Here's What I Think About That

Hope surrounds us


My alarm went off early enough to witness daybreak. The fields, still white with frost, begin to shimmer under the warm glow of first light. Unmistakable birdsong rises clearly above it all and floats along on rivers of air. A regular chorus of other hopefuls will join them soon enough. Until then, who could help but smile in sweet relief at winter’s end?

This year the spring equinox arrives a little early, March 19 at 8:50 p.m. Pacific Daylight Time to be precise. By that time our local birds will be fast asleep but eager gardeners are known to lie awake all night in planning. Celestial navigators refer to the vernal equinox as “The First Point of Aries,” and from all accounts around the Key Peninsula, boaters are every bit as apt as gardeners to dream big.

In the meantime, envelopes from Pierce County Elections containing Washington State’s presidential primary ballots have arrived. All registered voters should have received a ballot before now.

While Washington state has conducted presidential primary elections since 1992, only Republicans have chosen delegates this way. For the first time this year, both parties will be using primary results for delegate allocation at their national conventions this summer.

Frustrating to independently minded voters is the requirement that in order to participate in either the Republican or the Democrat primary election, would-be primary voters must declare their party preference as either Democrat or Republican and further declare they will not participate in the nomination of any other party for the 2020 presidential election.

Self-declared Democrats cannot vote Republican, and those who declare themselves Republicans cannot vote Democrat. Ballots without a checkmark in either box will not be counted. The Secretary of State, the Pierce County Auditor and others lobbied for another option, but the Legislature and the political parties instituted rules that prohibit undeclared or unaffiliated voters from voting.

Checking party preference on the ballot envelope allows party participation to be counted without revealing an individual voter’s choice of nominee. (Some Democratic candidates on the ballot have dropped out, and only President Trump appears on the Republican side of the ballot, but voters may still write-in a candidate.) Your party declaration — not your vote — will remain a public record for 60 days and available to party officials, according to the Secretary of State’s office.

Election Day is March 10 and ballots must be dropped in ballot boxes by 8 p.m. or postmarked by Election Day. But your primary vote does not restrict your choice in any future election. Washington state will still have a Top 2 primary Aug. 4, 2020, to determine who will be in the presidential election Nov. 4.

Some voters have wondered on social media and elsewhere about crossing party lines for the day to throw an opponent’s campaign into disarray.

The Washington State Republican Party Chairman Caleb Heimlich said to do so would be dishonest, unethical and illegal, but also counterproductive. If a Republican wants to make her vote count, she should vote for the President, according to Heimlich, to give him momentum and to encourage him to come to Washington for a rally.

Another variable is Super Tuesday, March 3, when 14 states hold primary elections and caucuses and more delegates to the presidential nominating conventions will be won than on any other single day.
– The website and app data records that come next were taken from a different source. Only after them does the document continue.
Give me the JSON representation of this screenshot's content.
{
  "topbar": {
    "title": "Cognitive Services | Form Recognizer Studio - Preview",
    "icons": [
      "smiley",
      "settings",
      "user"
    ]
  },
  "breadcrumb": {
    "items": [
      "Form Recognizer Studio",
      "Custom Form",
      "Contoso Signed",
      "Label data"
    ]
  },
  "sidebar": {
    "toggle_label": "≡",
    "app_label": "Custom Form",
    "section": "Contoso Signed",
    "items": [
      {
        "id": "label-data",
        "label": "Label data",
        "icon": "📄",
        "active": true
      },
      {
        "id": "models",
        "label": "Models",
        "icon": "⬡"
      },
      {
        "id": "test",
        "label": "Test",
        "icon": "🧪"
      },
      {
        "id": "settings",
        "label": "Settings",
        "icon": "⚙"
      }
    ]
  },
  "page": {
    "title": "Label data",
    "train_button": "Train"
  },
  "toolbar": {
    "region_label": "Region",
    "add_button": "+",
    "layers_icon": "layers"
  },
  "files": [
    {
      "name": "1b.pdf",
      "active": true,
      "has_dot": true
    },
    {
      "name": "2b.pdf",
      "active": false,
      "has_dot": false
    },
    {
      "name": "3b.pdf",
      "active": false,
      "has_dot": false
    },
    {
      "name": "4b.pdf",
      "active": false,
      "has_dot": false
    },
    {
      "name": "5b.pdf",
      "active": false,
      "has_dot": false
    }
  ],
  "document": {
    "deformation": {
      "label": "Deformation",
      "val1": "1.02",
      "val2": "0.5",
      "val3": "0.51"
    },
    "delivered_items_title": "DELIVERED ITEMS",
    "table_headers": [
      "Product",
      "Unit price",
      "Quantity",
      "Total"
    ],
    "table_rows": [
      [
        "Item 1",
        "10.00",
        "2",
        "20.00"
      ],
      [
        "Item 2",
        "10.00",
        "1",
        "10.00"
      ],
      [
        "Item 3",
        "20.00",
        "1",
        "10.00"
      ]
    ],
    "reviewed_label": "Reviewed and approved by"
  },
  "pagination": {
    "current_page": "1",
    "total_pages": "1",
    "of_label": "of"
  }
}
Surely some voters will want to see those results before making a choice, even if it’s just for the record. Five Democratic candidates have already dropped out of the race since the ballots were printed: Bennet, Booker, Delaney, Patrick and Yang.

Living comfortably within this highly polarized political landscape isn’t easy. It can be awkward. In what has become something of a daily meditation, I try to remind myself that we are all human beings and that underneath all, what we share in common is far greater than what divides us, while our differences make us unique.

For a chance to see this in action, I suggest walking away from your screen of choice and going out into the life we share on the Key Peninsula. We have a growing and thriving community that demonstrates its devotion to work together to accomplish the greater good and make life more livable for everyone. The evidence of compassion, tenacity and genuine strength is all here. Hope surrounds us, but it helps to be on the lookout for it.

My oldest friend takes the long view at 96 years old. She is concerned about the current state of our democracy but still maintains an optimistic outlook. “Oh, I still have lots of hope,” she said. “I really believe in our young people. They see where we are stuck. I just know they’ll figure things out.”

Editor’s Note: As of Feb. 28, 36,000 ballots out of 679,100 were cast without a party designation and therefore rejected by the Washington Secretary of State’s office. One of these came from the Secretary of State herself, Republican Kim Wyman, who wrote in a Facebook post: “As the state’s chief election officer, I don’t want people to think I am making decisions in the office to help or hurt any political party or candidate. That is why I stay neutral ... I knew someone would publicly announce that either I was a Trump supporter, or that I didn’t support him ... That would eliminate my neutrality. Now that I have voted, I will get back to being an election official.” In an interview with King 5 News, Wyman said it is her job to protect voter privacy, including her own.